When things don’t go one’s way, there are two reactions that are common: A person can pout and consider all the negatives, or that same person can look at ways to improve the situation. Clements chooses the latter.
“The only thing that is really frustrating is we’re heading to Round 8, and I haven’t done what I’ve needed to do,” said Clements of Spanish Fork, Utah. “I caught good momentum right off the bat, and I’ve not kept up my end of it and rolled with the momentum. I’ve got way more to offer, so I’m not letting it get me down.
“It’s motivating. Things aren’t going your way, so it just fuels the fire. It’s good, positive, constructive criticism. I can find good things I’ve done in my rides, and I’m going to keep building off that. It’s not rocket science; it’s bareback riding.”
He has earned $34,538 at the National Finals Rodeo, and part of that came after an 80.5-point ride on Prairie Rose of the Sankey Pro Rodeos & Phenom Genetics string. He finished in a tie for sixth place and earned $2,115 in the process.
“It’s nice to get a piece of it,” he said. “I still didn’t just capitalize how I know I can and what I wanted to good. It’s always good when you’re placing and even better when you’re placing at the finals.”
He’s also going to make some minor adjustments to his equipment before he makes his eighth straight ride. That’s probably a smart thing since Thursday’s round features the second coming of the “Eliminator Pen” at this year’s finale. Clements is matched with another Sankey bronc, Mental Illness, which has yet to buck at this year’s NFR. That could be a good sign for the Utah cowboy.
“After Round 6, I didn’t feel my feet a whole lot, which wasn’t allow me to squeeze and make a snappy spur ride,” he said, indicating that he’d like to get a better feel for how his feet are working when in contact with the horse. “(Wednesday) night solidified that I needed to fix my equipment. I’m not squeezing with the handle of my rigging, which, in turn, plays into how you squeeze with your legs.
“I’m healthy, and I’m glad for that. I’m starting horses really good, but there’s something between the start and the finish that’s not working.”
It’s part of being a cowboy, because bareback riders can actually help horses perform better. That’s something he hopes will change in the final three nights of the season.
“You’ve got to help them out, keep them kicking, keep them going and keep their timing,” said Clements, now a three-time NFR qualifier. “I need some more horsemanship. After I make these adjustments, I know my performance will be a lot better.

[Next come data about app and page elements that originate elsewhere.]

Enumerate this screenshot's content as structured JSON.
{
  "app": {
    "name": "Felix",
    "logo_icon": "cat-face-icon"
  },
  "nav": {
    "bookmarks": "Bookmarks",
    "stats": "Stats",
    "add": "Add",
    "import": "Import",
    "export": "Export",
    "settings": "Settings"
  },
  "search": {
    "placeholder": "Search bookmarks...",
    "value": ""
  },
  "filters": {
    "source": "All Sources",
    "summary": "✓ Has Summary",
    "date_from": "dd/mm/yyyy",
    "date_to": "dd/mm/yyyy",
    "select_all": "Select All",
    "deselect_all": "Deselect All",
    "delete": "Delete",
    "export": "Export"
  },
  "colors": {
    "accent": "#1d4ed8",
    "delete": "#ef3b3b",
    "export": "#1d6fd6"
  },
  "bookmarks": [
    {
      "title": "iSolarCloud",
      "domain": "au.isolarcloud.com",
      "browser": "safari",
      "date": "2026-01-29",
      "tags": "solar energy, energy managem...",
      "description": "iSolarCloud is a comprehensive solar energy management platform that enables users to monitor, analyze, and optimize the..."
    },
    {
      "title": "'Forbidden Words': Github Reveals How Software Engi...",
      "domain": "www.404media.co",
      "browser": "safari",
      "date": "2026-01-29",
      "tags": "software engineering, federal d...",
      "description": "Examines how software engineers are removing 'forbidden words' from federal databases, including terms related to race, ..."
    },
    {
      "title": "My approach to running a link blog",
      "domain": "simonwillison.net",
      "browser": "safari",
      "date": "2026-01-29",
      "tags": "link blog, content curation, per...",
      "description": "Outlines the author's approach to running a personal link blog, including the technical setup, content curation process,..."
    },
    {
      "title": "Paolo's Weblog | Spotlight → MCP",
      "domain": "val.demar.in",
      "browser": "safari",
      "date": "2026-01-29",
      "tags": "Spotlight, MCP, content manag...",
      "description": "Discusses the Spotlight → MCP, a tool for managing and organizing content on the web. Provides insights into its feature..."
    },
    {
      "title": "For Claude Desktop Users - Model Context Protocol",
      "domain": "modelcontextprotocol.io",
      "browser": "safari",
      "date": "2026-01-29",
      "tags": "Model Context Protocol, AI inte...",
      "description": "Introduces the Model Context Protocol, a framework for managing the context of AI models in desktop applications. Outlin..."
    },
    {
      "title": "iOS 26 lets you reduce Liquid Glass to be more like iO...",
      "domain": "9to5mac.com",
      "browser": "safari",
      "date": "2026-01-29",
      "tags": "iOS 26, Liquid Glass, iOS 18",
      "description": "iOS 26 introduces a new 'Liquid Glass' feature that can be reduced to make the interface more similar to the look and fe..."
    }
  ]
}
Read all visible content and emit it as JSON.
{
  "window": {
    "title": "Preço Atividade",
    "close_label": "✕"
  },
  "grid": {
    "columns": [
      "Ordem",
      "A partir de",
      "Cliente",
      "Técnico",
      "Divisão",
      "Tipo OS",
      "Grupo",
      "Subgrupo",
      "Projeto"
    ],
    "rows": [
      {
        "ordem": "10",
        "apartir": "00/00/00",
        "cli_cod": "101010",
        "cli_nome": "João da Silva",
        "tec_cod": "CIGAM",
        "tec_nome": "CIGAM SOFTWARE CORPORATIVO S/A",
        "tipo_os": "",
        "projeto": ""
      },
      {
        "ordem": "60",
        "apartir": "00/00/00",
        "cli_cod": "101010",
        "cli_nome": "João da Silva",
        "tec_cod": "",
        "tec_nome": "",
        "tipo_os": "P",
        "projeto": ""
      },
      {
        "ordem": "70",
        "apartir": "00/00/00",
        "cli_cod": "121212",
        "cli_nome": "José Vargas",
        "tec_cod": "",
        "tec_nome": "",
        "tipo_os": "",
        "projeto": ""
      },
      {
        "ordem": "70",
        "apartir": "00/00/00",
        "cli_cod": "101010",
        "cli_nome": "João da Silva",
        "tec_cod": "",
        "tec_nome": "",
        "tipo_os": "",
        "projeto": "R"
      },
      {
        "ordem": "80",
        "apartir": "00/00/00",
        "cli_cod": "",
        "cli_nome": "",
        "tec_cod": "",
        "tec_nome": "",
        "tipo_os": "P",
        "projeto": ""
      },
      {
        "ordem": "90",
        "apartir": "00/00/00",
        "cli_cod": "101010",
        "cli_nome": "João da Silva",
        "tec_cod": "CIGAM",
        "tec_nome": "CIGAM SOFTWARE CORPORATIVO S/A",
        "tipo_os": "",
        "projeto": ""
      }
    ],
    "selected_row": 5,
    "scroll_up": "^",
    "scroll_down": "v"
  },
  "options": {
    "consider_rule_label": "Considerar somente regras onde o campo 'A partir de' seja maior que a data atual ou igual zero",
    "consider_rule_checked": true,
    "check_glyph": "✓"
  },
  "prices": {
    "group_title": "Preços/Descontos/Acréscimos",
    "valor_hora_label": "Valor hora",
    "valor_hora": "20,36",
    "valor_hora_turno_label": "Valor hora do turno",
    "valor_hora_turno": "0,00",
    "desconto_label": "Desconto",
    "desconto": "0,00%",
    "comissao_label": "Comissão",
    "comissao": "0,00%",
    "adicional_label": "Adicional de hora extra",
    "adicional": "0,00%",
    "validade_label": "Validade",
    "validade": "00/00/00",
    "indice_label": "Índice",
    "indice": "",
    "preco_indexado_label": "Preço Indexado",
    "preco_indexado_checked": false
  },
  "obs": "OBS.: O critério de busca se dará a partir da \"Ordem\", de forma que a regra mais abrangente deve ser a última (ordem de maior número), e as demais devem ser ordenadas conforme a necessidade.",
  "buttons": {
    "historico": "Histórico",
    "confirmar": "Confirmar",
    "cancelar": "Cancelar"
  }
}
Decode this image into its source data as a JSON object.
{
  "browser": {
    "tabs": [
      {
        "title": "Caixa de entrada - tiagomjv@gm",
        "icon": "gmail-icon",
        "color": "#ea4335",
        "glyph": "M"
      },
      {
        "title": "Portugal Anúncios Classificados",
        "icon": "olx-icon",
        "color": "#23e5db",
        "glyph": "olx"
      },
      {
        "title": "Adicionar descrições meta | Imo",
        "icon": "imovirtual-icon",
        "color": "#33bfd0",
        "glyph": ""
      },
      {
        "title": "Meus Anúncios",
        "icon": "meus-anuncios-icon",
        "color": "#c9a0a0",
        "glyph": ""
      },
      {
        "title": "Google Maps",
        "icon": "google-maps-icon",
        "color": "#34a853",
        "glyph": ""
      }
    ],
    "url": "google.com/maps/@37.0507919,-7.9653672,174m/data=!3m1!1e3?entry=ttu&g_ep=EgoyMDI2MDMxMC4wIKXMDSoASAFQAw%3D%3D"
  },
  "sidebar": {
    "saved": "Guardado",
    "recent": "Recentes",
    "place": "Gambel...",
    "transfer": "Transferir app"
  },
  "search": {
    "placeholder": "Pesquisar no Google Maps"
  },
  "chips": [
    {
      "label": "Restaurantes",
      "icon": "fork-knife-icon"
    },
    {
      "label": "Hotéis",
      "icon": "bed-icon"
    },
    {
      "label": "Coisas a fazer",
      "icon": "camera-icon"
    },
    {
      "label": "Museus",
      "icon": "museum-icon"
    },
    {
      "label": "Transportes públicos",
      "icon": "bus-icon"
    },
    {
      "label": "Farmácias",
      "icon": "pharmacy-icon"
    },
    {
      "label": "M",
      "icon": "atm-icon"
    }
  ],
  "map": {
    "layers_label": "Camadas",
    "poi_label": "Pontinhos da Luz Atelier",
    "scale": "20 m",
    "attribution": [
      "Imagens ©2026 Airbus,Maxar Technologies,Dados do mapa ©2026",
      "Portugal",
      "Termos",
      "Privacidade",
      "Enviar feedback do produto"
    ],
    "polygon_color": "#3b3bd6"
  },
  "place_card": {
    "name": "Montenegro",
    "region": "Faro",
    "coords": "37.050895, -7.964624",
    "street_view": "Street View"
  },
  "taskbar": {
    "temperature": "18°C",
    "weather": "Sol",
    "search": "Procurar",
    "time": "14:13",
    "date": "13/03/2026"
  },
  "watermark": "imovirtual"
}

“It’s like (ProRodeo Hall of Famer) Louis Feild told me: The easiest thing you’ll ever do in your life is run your hand in the rigging and ride bucking horses. I’ve got the best job in the world, and I’m here at Globe Life Field. I get to compete against the best guys in the world and the best bucking horses.”